### GIVEN ENTRIES
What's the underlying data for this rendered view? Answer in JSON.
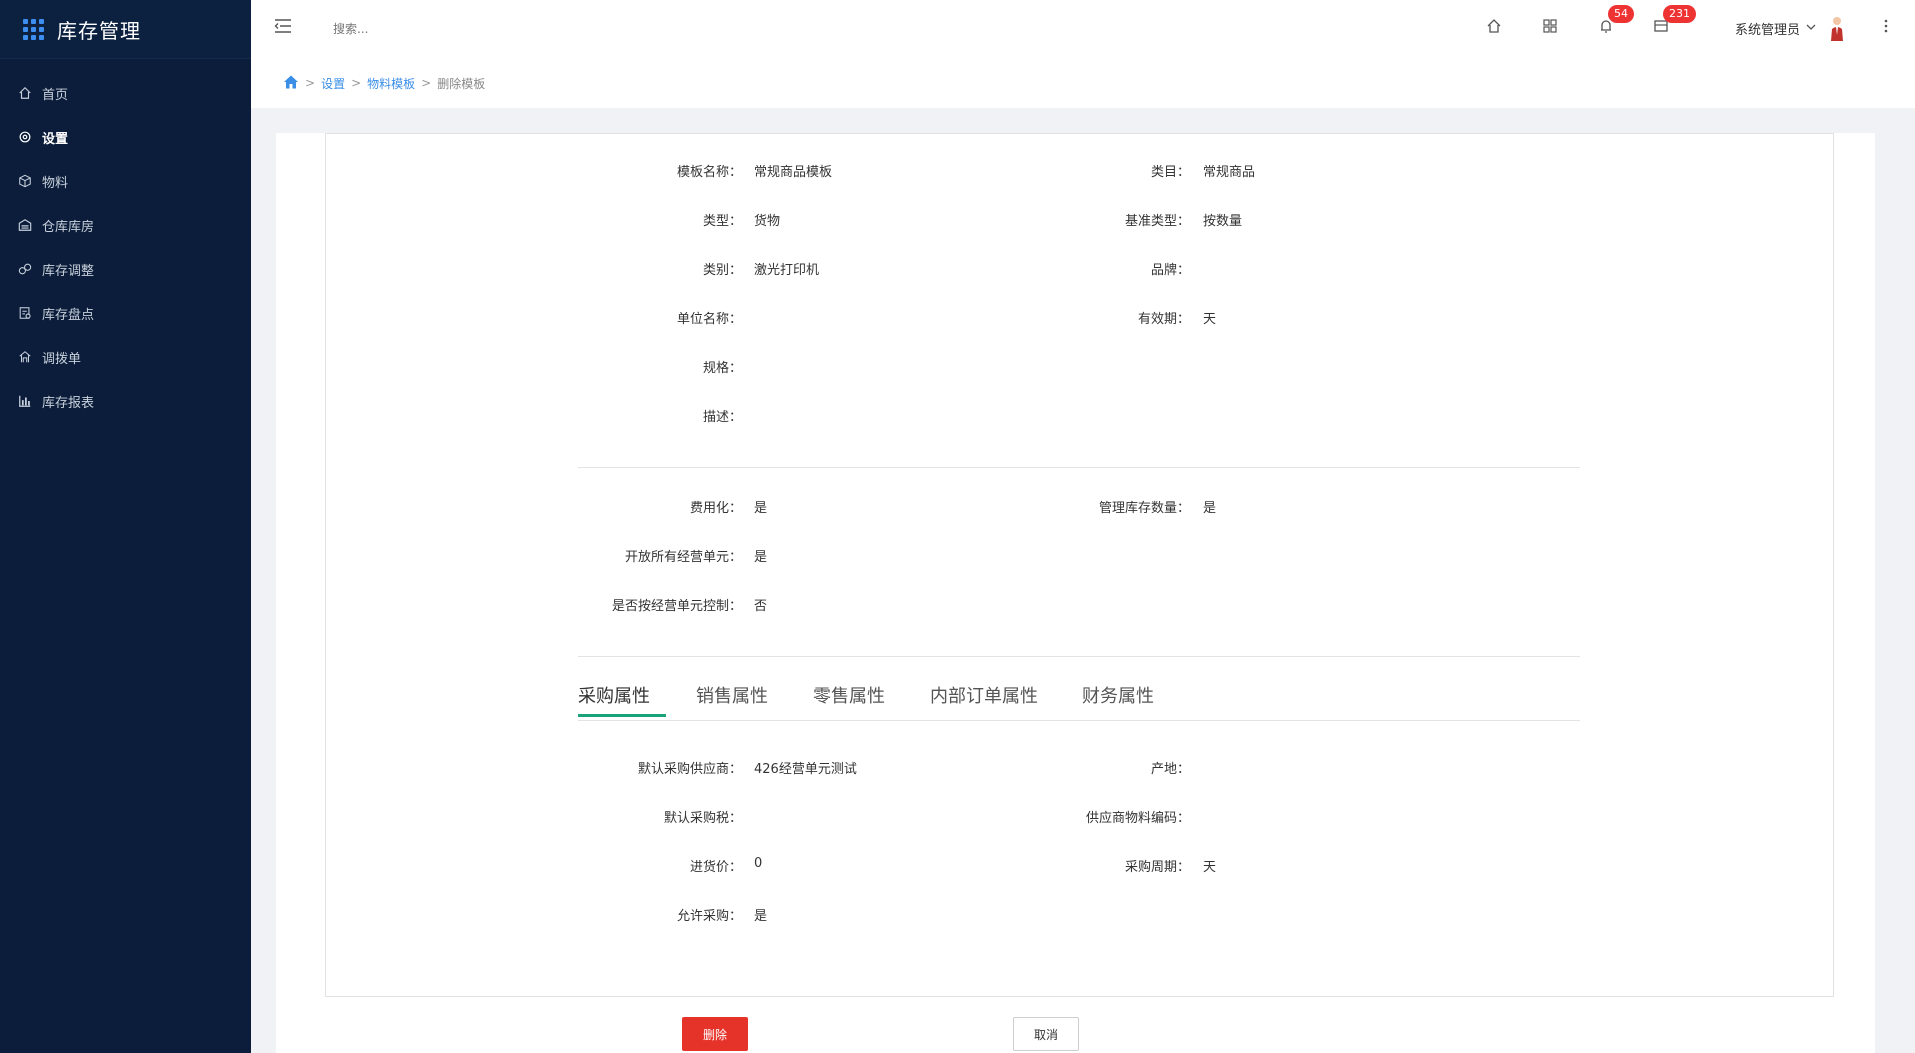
{
  "app": {
    "title": "库存管理"
  },
  "sidebar": {
    "items": [
      {
        "label": "首页",
        "icon": "home-icon"
      },
      {
        "label": "设置",
        "icon": "gear-icon",
        "active": true
      },
      {
        "label": "物料",
        "icon": "cube-icon"
      },
      {
        "label": "仓库库房",
        "icon": "warehouse-icon"
      },
      {
        "label": "库存调整",
        "icon": "adjust-icon"
      },
      {
        "label": "库存盘点",
        "icon": "checklist-icon"
      },
      {
        "label": "调拨单",
        "icon": "transfer-icon"
      },
      {
        "label": "库存报表",
        "icon": "bar-chart-icon"
      }
    ]
  },
  "header": {
    "search_placeholder": "搜索...",
    "notifications_count": "54",
    "messages_count": "231",
    "user_name": "系统管理员"
  },
  "breadcrumb": {
    "items": [
      "设置",
      "物料模板",
      "删除模板"
    ]
  },
  "detail": {
    "section1": {
      "template_name_label": "模板名称：",
      "template_name": "常规商品模板",
      "category_label": "类目：",
      "category": "常规商品",
      "type_label": "类型：",
      "type": "货物",
      "base_type_label": "基准类型：",
      "base_type": "按数量",
      "class_label": "类别：",
      "class": "激光打印机",
      "brand_label": "品牌：",
      "brand": "",
      "unit_label": "单位名称：",
      "unit": "",
      "validity_label": "有效期：",
      "validity": "天",
      "spec_label": "规格：",
      "spec": "",
      "desc_label": "描述：",
      "desc": ""
    },
    "section2": {
      "expense_label": "费用化：",
      "expense": "是",
      "manage_stock_label": "管理库存数量：",
      "manage_stock": "是",
      "open_units_label": "开放所有经营单元：",
      "open_units": "是",
      "unit_control_label": "是否按经营单元控制：",
      "unit_control": "否"
    },
    "tabs": [
      "采购属性",
      "销售属性",
      "零售属性",
      "内部订单属性",
      "财务属性"
    ],
    "purchase": {
      "supplier_label": "默认采购供应商：",
      "supplier": "426经营单元测试",
      "origin_label": "产地：",
      "origin": "",
      "tax_label": "默认采购税：",
      "tax": "",
      "supplier_code_label": "供应商物料编码：",
      "supplier_code": "",
      "price_label": "进货价：",
      "price": "0",
      "cycle_label": "采购周期：",
      "cycle": "天",
      "allow_label": "允许采购：",
      "allow": "是"
    }
  },
  "actions": {
    "delete_label": "删除",
    "cancel_label": "取消"
  },
  "colors": {
    "sidebar_bg": "#0b1d3a",
    "accent": "#1aa37a",
    "danger": "#e6332a",
    "link": "#3a8ee6"
  }
}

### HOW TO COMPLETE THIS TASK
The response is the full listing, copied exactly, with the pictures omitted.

### SOLUTION FOR THIS TASK
What's the underlying data for this rendered view? Answer in JSON.
{
  "app": {
    "title": "库存管理"
  },
  "sidebar": {
    "items": [
      {
        "label": "首页",
        "icon": "home-icon"
      },
      {
        "label": "设置",
        "icon": "gear-icon",
        "active": true
      },
      {
        "label": "物料",
        "icon": "cube-icon"
      },
      {
        "label": "仓库库房",
        "icon": "warehouse-icon"
      },
      {
        "label": "库存调整",
        "icon": "adjust-icon"
      },
      {
        "label": "库存盘点",
        "icon": "checklist-icon"
      },
      {
        "label": "调拨单",
        "icon": "transfer-icon"
      },
      {
        "label": "库存报表",
        "icon": "bar-chart-icon"
      }
    ]
  },
  "header": {
    "search_placeholder": "搜索...",
    "notifications_count": "54",
    "messages_count": "231",
    "user_name": "系统管理员"
  },
  "breadcrumb": {
    "items": [
      "设置",
      "物料模板",
      "删除模板"
    ]
  },
  "detail": {
    "section1": {
      "template_name_label": "模板名称：",
      "template_name": "常规商品模板",
      "category_label": "类目：",
      "category": "常规商品",
      "type_label": "类型：",
      "type": "货物",
      "base_type_label": "基准类型：",
      "base_type": "按数量",
      "class_label": "类别：",
      "class": "激光打印机",
      "brand_label": "品牌：",
      "brand": "",
      "unit_label": "单位名称：",
      "unit": "",
      "validity_label": "有效期：",
      "validity": "天",
      "spec_label": "规格：",
      "spec": "",
      "desc_label": "描述：",
      "desc": ""
    },
    "section2": {
      "expense_label": "费用化：",
      "expense": "是",
      "manage_stock_label": "管理库存数量：",
      "manage_stock": "是",
      "open_units_label": "开放所有经营单元：",
      "open_units": "是",
      "unit_control_label": "是否按经营单元控制：",
      "unit_control": "否"
    },
    "tabs": [
      "采购属性",
      "销售属性",
      "零售属性",
      "内部订单属性",
      "财务属性"
    ],
    "purchase": {
      "supplier_label": "默认采购供应商：",
      "supplier": "426经营单元测试",
      "origin_label": "产地：",
      "origin": "",
      "tax_label": "默认采购税：",
      "tax": "",
      "supplier_code_label": "供应商物料编码：",
      "supplier_code": "",
      "price_label": "进货价：",
      "price": "0",
      "cycle_label": "采购周期：",
      "cycle": "天",
      "allow_label": "允许采购：",
      "allow": "是"
    }
  },
  "actions": {
    "delete_label": "删除",
    "cancel_label": "取消"
  },
  "colors": {
    "sidebar_bg": "#0b1d3a",
    "accent": "#1aa37a",
    "danger": "#e6332a",
    "link": "#3a8ee6"
  }
}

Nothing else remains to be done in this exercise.